I’ll be sending a toy this week, I’d urge everyone who follows me on twitter to do the same. Lets make it a really special Christmas. Help spread the word by sharing this blog post and using the #SocialMediaSanta hashtag.

Social Media for Social Good – Glasgow 3rd Dec 2013

SPECIAL EARLYBIRD £99 BUY-ONE-GET-ONE-FREE TICKETS

OFFER EXPIRES 5PM FRIDAY 14TH NOVEMBER 2013

Take a colleague or a friend for free. Simply submit two booking forms, clearly stating ‘free place’ under your colleague/friend’s name on the second form. Forms should be sent to john.robertson@gcvs.org.uk before 5pm Fri 14th Nov to qualify. You will be invoiced after the event.

Huge thanks to GCVS for this generous offer!

 

Scotland’s third sector social media conference returns to Glasgow on Tuesday 3rd December 2013. I’ve worked with GCVS to programme the line-up of speakers and workshops – which is pretty damn impressive if I don’t say so myself. The focus is very much on learning, debate and making connections. We’ve kept ticket prices low so it’s accessible to all budgets. You’re welcome along whether you work in the charity, public or private sector.

Highlights include:

Special Q&A session – Social media and the press
Kenny Farquharson – Deputy Editor, Scotland on Sunday

Lifeboat stories: how and why RNLI work with volunteer press officers in Scotland
Henry Weaver – Press Officer for Scotland, RNLI and Richard Smith PR Manager for Scotland, RNLI

Why on earth are we all using social media anyway?
Sarah Drummond – Co-Founder and Director of Design, Snook

Son, carer and campaigner: raising awareness of dementia carers using digital tools
Thomas Whitelaw – Campaigner, Tommy on Tour and The ALLIANCE

How to avoid the classic social media pitfalls
Craig McGill – Digital Strategist, Weber Shandwick

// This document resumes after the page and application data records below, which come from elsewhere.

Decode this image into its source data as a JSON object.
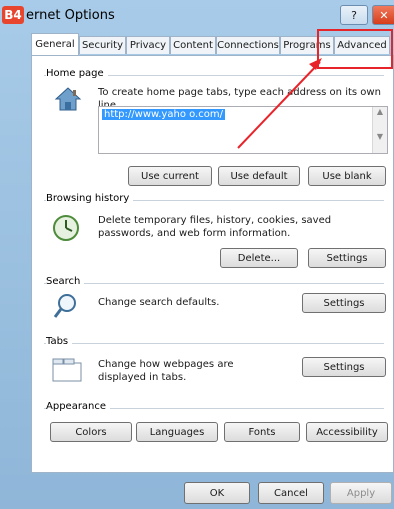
{
  "window": {
    "badge": "B4",
    "title": "ernet Options",
    "help_label": "?",
    "close_label": "✕"
  },
  "tabs": [
    "General",
    "Security",
    "Privacy",
    "Content",
    "Connections",
    "Programs",
    "Advanced"
  ],
  "home_page": {
    "heading": "Home page",
    "description": "To create home page tabs, type each address on its own line.",
    "url": "http://www.yaho o.com/",
    "scroll_up": "▲",
    "scroll_down": "▼",
    "use_current": "Use current",
    "use_default": "Use default",
    "use_blank": "Use blank"
  },
  "browsing_history": {
    "heading": "Browsing history",
    "description": "Delete temporary files, history, cookies, saved passwords, and web form information.",
    "delete": "Delete...",
    "settings": "Settings"
  },
  "search": {
    "heading": "Search",
    "description": "Change search defaults.",
    "settings": "Settings"
  },
  "tabs_section": {
    "heading": "Tabs",
    "description": "Change how webpages are displayed in tabs.",
    "settings": "Settings"
  },
  "appearance": {
    "heading": "Appearance",
    "colors": "Colors",
    "languages": "Languages",
    "fonts": "Fonts",
    "accessibility": "Accessibility"
  },
  "footer": {
    "ok": "OK",
    "cancel": "Cancel",
    "apply": "Apply"
  },
  "colors": {
    "annotation": "#e8242b",
    "selection": "#3399ff"
  }
}
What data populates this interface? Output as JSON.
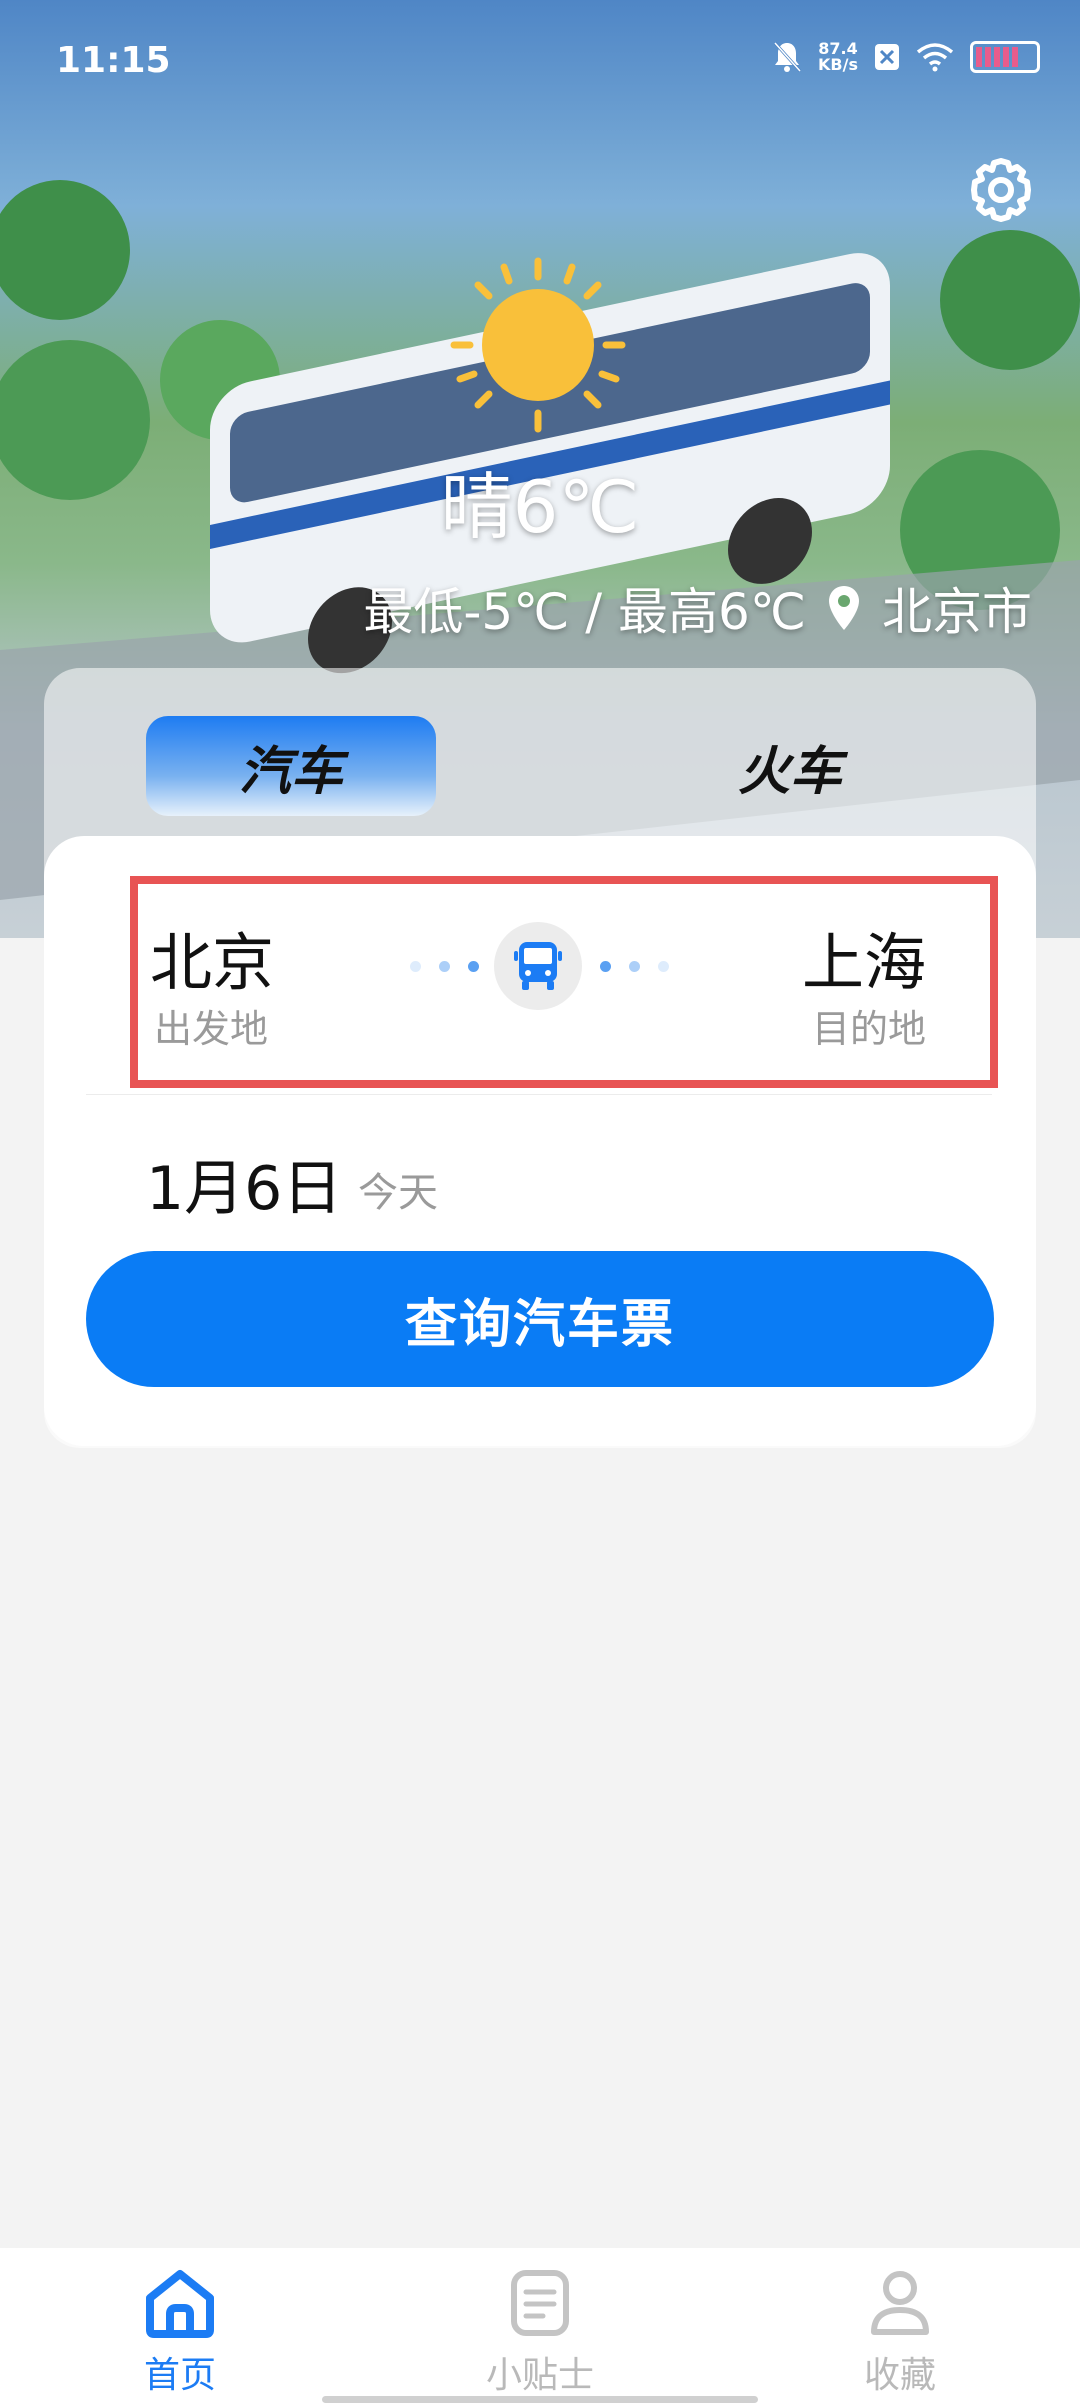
{
  "status_bar": {
    "time": "11:15",
    "net_speed_value": "87.4",
    "net_speed_unit": "KB/s",
    "icons": [
      "bell-off-icon",
      "close-box-icon",
      "wifi-icon",
      "battery-icon"
    ]
  },
  "weather": {
    "temperature": "晴6℃",
    "range": "最低-5℃ / 最高6℃",
    "city": "北京市",
    "icon": "sun-icon"
  },
  "tabs": [
    {
      "label": "汽车",
      "active": true
    },
    {
      "label": "火车",
      "active": false
    }
  ],
  "route": {
    "from_city": "北京",
    "from_label": "出发地",
    "to_city": "上海",
    "to_label": "目的地",
    "swap_icon": "bus-icon"
  },
  "date": {
    "value": "1月6日",
    "label": "今天"
  },
  "search_button": "查询汽车票",
  "bottom_nav": [
    {
      "label": "首页",
      "icon": "home-icon",
      "active": true
    },
    {
      "label": "小贴士",
      "icon": "notes-icon",
      "active": false
    },
    {
      "label": "收藏",
      "icon": "user-icon",
      "active": false
    }
  ],
  "colors": {
    "accent": "#0a7cf5",
    "highlight_border": "#e85454",
    "nav_active": "#1c7cf4",
    "nav_inactive": "#b9b9b9"
  }
}
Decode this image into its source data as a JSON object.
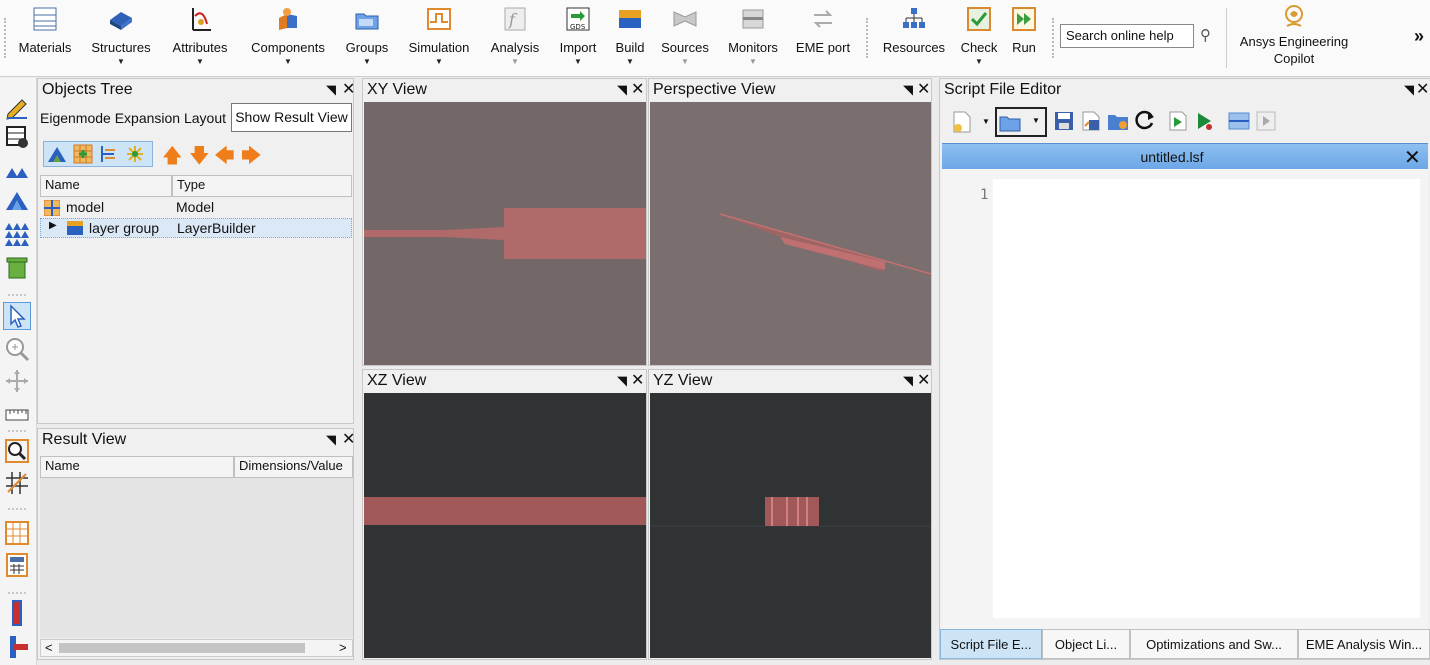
{
  "ribbon": {
    "items": [
      {
        "label": "Materials",
        "dropdown": false,
        "icon": "materials-icon"
      },
      {
        "label": "Structures",
        "dropdown": true,
        "icon": "structures-icon"
      },
      {
        "label": "Attributes",
        "dropdown": true,
        "icon": "attributes-icon"
      },
      {
        "label": "Components",
        "dropdown": true,
        "icon": "components-icon"
      },
      {
        "label": "Groups",
        "dropdown": true,
        "icon": "groups-icon"
      },
      {
        "label": "Simulation",
        "dropdown": true,
        "icon": "simulation-icon"
      },
      {
        "label": "Analysis",
        "dropdown": true,
        "icon": "analysis-icon"
      },
      {
        "label": "Import",
        "dropdown": true,
        "icon": "import-gds-icon"
      },
      {
        "label": "Build",
        "dropdown": true,
        "icon": "build-icon"
      },
      {
        "label": "Sources",
        "dropdown": true,
        "icon": "sources-icon"
      },
      {
        "label": "Monitors",
        "dropdown": true,
        "icon": "monitors-icon"
      },
      {
        "label": "EME port",
        "dropdown": false,
        "icon": "eme-port-icon"
      },
      {
        "label": "Resources",
        "dropdown": false,
        "icon": "resources-icon"
      },
      {
        "label": "Check",
        "dropdown": true,
        "icon": "check-icon"
      },
      {
        "label": "Run",
        "dropdown": false,
        "icon": "run-icon"
      }
    ],
    "import_icon_text": "GDS",
    "search_placeholder": "Search online help",
    "copilot_line1": "Ansys Engineering",
    "copilot_line2": "Copilot",
    "overflow": "»"
  },
  "objects_tree": {
    "title": "Objects Tree",
    "layout_label": "Eigenmode Expansion Layout",
    "show_result_button": "Show Result View",
    "col_name": "Name",
    "col_type": "Type",
    "rows": [
      {
        "name": "model",
        "type": "Model"
      },
      {
        "name": "layer group",
        "type": "LayerBuilder"
      }
    ]
  },
  "result_view": {
    "title": "Result View",
    "col_name": "Name",
    "col_dims": "Dimensions/Value"
  },
  "views": {
    "xy": "XY View",
    "perspective": "Perspective View",
    "xz": "XZ View",
    "yz": "YZ View"
  },
  "script_editor": {
    "title": "Script File Editor",
    "filename": "untitled.lsf",
    "line_number": "1"
  },
  "bottom_tabs": [
    "Script File E...",
    "Object Li...",
    "Optimizations and Sw...",
    "EME Analysis Win..."
  ],
  "colors": {
    "view_bg_light": "#736767",
    "view_bg_dark": "#2f3334",
    "structure": "#b06a6a",
    "accent": "#cde4f7"
  }
}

Full programme and booking form below. Tweet me or leave a comment if you have any questions.

Social Media for Social Good Dec 2013 - Programme

Social Media for Social Good Dec 2013 – Booking Form